Q2: Can we develop mathematical, statistical and computational tools that help to analyse big data as generated by high throughput technologies in molecular biology?
Mathematical Models and efficient bioinformatics tools are the cornerstones to work on both questions. We develop such models and turn them into applicable software products for a wide user community. To understand the evolutionary forces, we are developing complex models of sequence evolution that in conjunction with tree reconstruction algorithms provide a comprehensive picture about the historical relationship of organisms and the changes that occur in a gene over time.
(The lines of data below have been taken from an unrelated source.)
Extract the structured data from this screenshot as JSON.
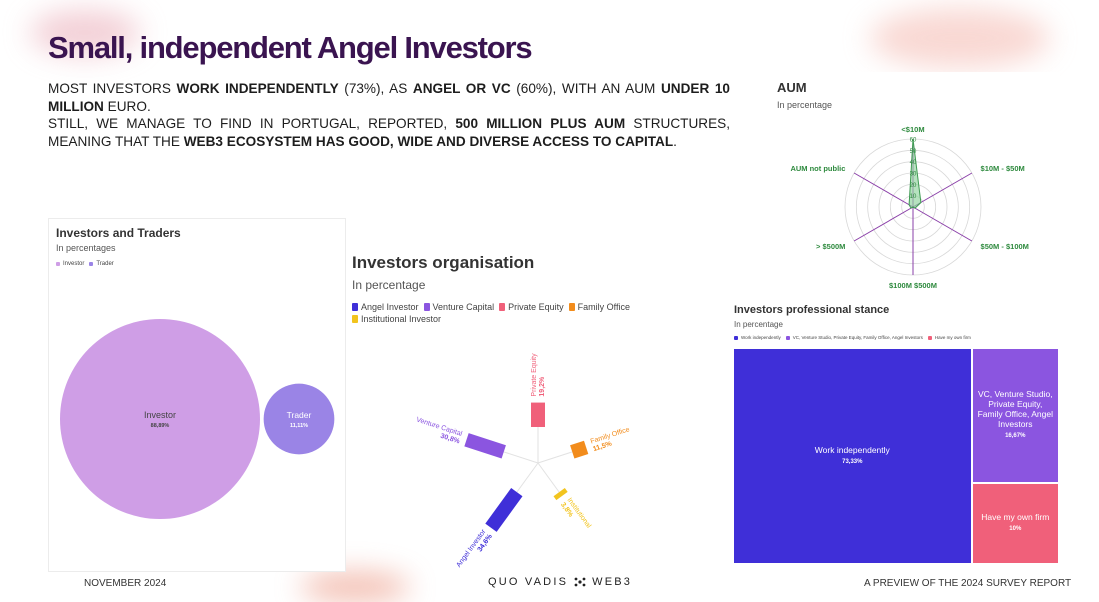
{
  "page": {
    "title": "Small, independent Angel Investors",
    "intro": [
      {
        "t": "Most investors ",
        "b": false
      },
      {
        "t": "work independently",
        "b": true
      },
      {
        "t": " (73%), as ",
        "b": false
      },
      {
        "t": "Angel or VC",
        "b": true
      },
      {
        "t": " (60%), with an AUM ",
        "b": false
      },
      {
        "t": "under 10 million",
        "b": true
      },
      {
        "t": " euro.",
        "b": false
      },
      {
        "t": "\n",
        "b": false
      },
      {
        "t": "Still, we manage to find in Portugal, reported, ",
        "b": false
      },
      {
        "t": "500 million plus AUM",
        "b": true
      },
      {
        "t": " structures, meaning that the ",
        "b": false
      },
      {
        "t": "WEB3 ecosystem has good, wide and diverse access to capital",
        "b": true
      },
      {
        "t": ".",
        "b": false
      }
    ],
    "footer": {
      "left": "NOVEMBER 2024",
      "brand": "QUO VADIS",
      "brand_suffix": "WEB3",
      "right": "A PREVIEW OF THE 2024 SURVEY REPORT"
    },
    "colors": {
      "title": "#3a1450",
      "investor": "#cf9ee6",
      "trader": "#9a84e6",
      "angel": "#3f2fd8",
      "vc": "#8b55e0",
      "pe": "#f0607a",
      "fo": "#f28c1c",
      "inst": "#f2c41e",
      "radar": "#8a3fa8",
      "radar_fill": "#8fd39c"
    }
  },
  "chart_data": [
    {
      "id": "investors-traders",
      "type": "bubble",
      "title": "Investors and Traders",
      "subtitle": "In percentages",
      "legend": [
        "Investor",
        "Trader"
      ],
      "categories": [
        "Investor",
        "Trader"
      ],
      "labels": [
        "88,89%",
        "11,11%"
      ],
      "values": [
        88.89,
        11.11
      ]
    },
    {
      "id": "investors-organisation",
      "type": "bar",
      "layout": "radial",
      "title": "Investors organisation",
      "subtitle": "In percentage",
      "legend": [
        "Angel Investor",
        "Venture Capital",
        "Private Equity",
        "Family Office",
        "Institutional Investor"
      ],
      "categories": [
        "Private Equity",
        "Family Office",
        "Institutional",
        "Angel Investor",
        "Venture Capital"
      ],
      "labels": [
        "19,2%",
        "11,5%",
        "3,8%",
        "34,6%",
        "30,8%"
      ],
      "values": [
        19.2,
        11.5,
        3.8,
        34.6,
        30.8
      ]
    },
    {
      "id": "aum",
      "type": "radar",
      "title": "AUM",
      "subtitle": "In percentage",
      "categories": [
        "<$10M",
        "$10M - $50M",
        "$50M - $100M",
        "$100M $500M",
        "> $500M",
        "AUM not public"
      ],
      "values": [
        60,
        8,
        2,
        0,
        2,
        4
      ],
      "rlim": [
        0,
        60
      ],
      "ticks": [
        "10",
        "20",
        "30",
        "40",
        "50",
        "60"
      ]
    },
    {
      "id": "professional-stance",
      "type": "treemap",
      "title": "Investors professional stance",
      "subtitle": "In percentage",
      "legend": [
        "Work independently",
        "VC, Venture Studio, Private Equity, Family Office, Angel Investors",
        "Have my own firm"
      ],
      "categories": [
        "Work independently",
        "VC, Venture Studio, Private Equity, Family Office, Angel Investors",
        "Have my own firm"
      ],
      "labels": [
        "73,33%",
        "16,67%",
        "10%"
      ],
      "values": [
        73.33,
        16.67,
        10
      ]
    }
  ]
}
Our approaches to Q2 are more diverse and are tailored to the special needs of high throughput technologies. We are interested in developing “stand-alone tools”, that can infer all relevant parameters from the input data.
We developed an efficient tree reconstruction algorithm to take the patchy structure of genomic alignments into account and to infer large phylogenetic trees. These methods have been included in the widely used software tool IQ-TREE (http://www.iqtree.org).
We tackled the following problem: For NGS experiments using unique molecular identifiers (UMIs), molecules that are lost entirely during sequencing cause under-estimation of the molecule count, and amplification artifacts like PCR chimeras cause over-estimation. TRUmiCount corrects UMI data for both types of errors, thus improving the accuracy of measured molecule counts considerably (https://cibiv.github.io/trumicount/).
Non-hereditary Maximum Parsimony trees.
ImOSM: Intermittent Evolution and Robustness of Phylogenetic Methods.
Thi Nguyen, Minh Anh; Gesell, Tanja; von Haeseler, Arndt
Alternative splicing and nonsense-mediated decay modulate expression of important regulatory genes in Arabidopsis.
Kalyna, Maria; Simpson, Craig G; Syed, Naeem H; Lewandowska, Dominika; Marquez, Yamile; Kusenda, Branislav; Marshall, Jacqueline; Fuller, John; Cardle, Linda; McNicol, Jim; Dihn, Huy Q; Barta, Andrea; Brown, John W S
The von Haeseler group participates in the special Doctoral Program "RNA Biology" reviewed and funded by the Austrian Research Fund FWF.
The Group Von Haeseler participates in the Special Research Area (SFB) "RNA-Reg - RNA regulation of the transcriptome" funded by the Austrian Science Fund FWF. SFB's are peer-reviewed, highly interactive research networks, established to foster long-term, interdisciplinary co-operation of local research groups working on the frontiers of their thematic areas.
The FWF project "Parallel computing for phylogenetic interference" funds an international collaborative effort to optimize and improve bioinformatic analysis methods for molecular data. The final aim of the project is to implement those new methods and models to be scalable on all modern multi-core, accelerator and supercomputer architectures.